Now, with their second album, the palette has been expanded, both as a trio and as individuals. Their session, recorded in Newtone in January, featuring some selected guest musicians, does not feel overloaded with references. On the record's seven tracks, the trio alternates between their own experiences with Indian, Norwegian, North and West African music, in addition to good old-fashioned jazz rock and the occasional noisy freak out. It is easy to get lost in such a list of ingredients, but perhaps it’s simpler to say this: Moksha is Sanskriti Shrestha, Oddrun Lilja and Tore Flatjord. The music they play is the sum of their shared experiences and it kicks. 

Shrestha is a Nepalese tabla player who lives in Norway and has played with many projects: her own band (Avatar), duos with the likes of Harpreet Bansal and Steinar Ofsdal, and large ensemble projects like Marianna S. A. Røes Spiti/Hjem. She played together with Oddrun Lilja in the most recent edition of Bugge Wesseltoft's New Conception of Jazz.
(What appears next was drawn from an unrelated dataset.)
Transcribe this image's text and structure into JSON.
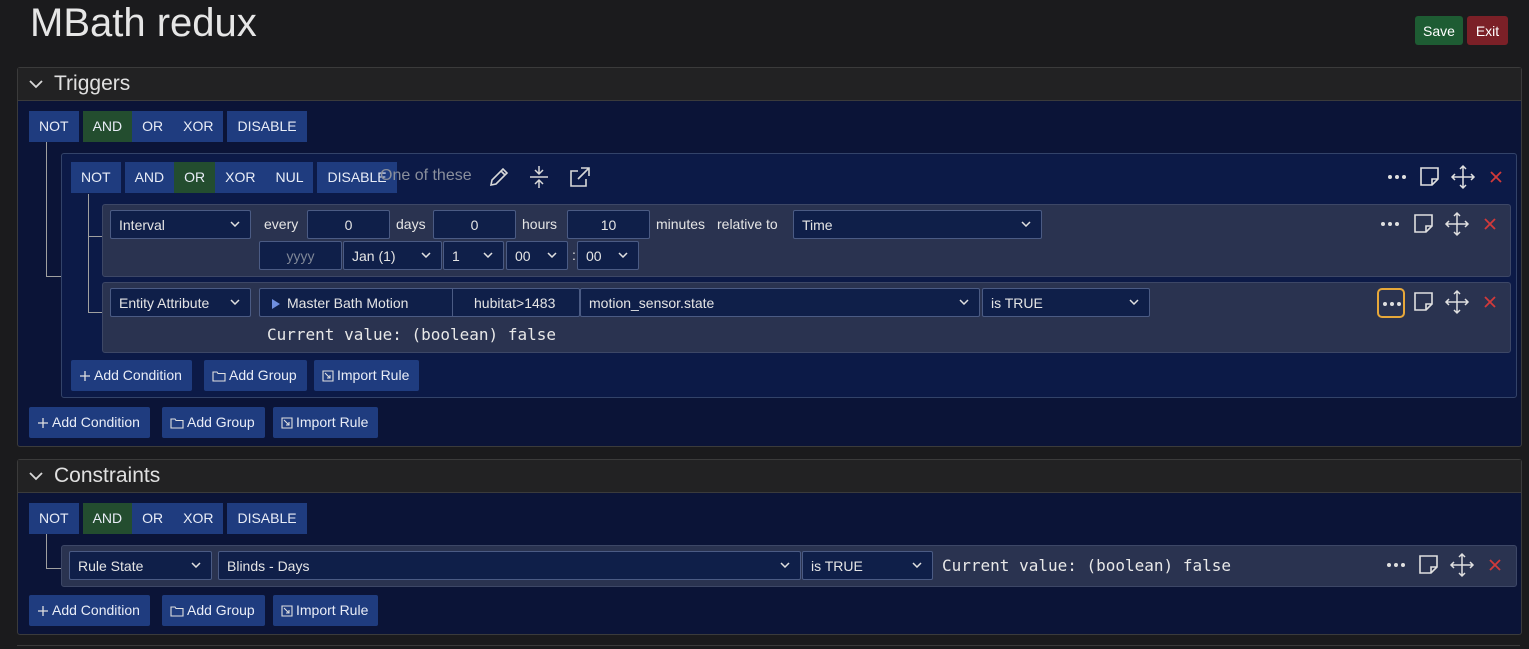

Oddrun Lilja has achieved great success under his own name in recent years - the ambitious musical round-the-world voyage “Marble” was one of the year's big albums when it was released in 2020, and her band has become a festival favourite. She has also been in Paal Nilssen-Love's global-oriented jazz rock orchestra, Circus. Tore Flatjord is a drummer with Harald Lassen, The Switch and Baker Hansen, to name a few, and in the vast majority of contexts in which he appears, you find a musician who is curious about all kinds of rhythm instruments – darbouka and dhol, bells and maracas. 

The album's first two tracks feature Ustad Ashraf Sharif Khan, a Hamburg-based sitar master who has been important to the trio, and with whom Lilja has apprenticed. Additionally, bassist Jo Fougner Skaansar, who is also in Lilja's permanent band, appears on four of the tracks (1, 2, 3 and 7). Oddrun Lilja has become an increasingly prominent singer, and adds her unique stamp on the material. All these extensions enrich the album, but also make it clear that the trio’s sound alone fills the room in a distinctive way. Shrestha's tabla tarang often sets the tone and tempo of the meandering material, Lilja's guitars move between snarky riffing and effects-drenched brushstrokes, while Flatjord's instrumentation is at times inseparable from Shrestha’s, while at other times it creates an essential, subtle, rattling contrast. 

It's up to the listener to interpret the song titles on the album, but they obviously suggest some form of cycle: “Floating”, “Entering”, “Playing”, “Breathing”, “Drumming”, “Summoning” and “Liberating”. These titles can be seen as good descriptions of the listener's experience - there is something liberating about the game, the music breathes and flows, it enters and evokes states... and sometimes it is simply about listening to good musicianship. And that, as we all know, is one of life's simple but great joys.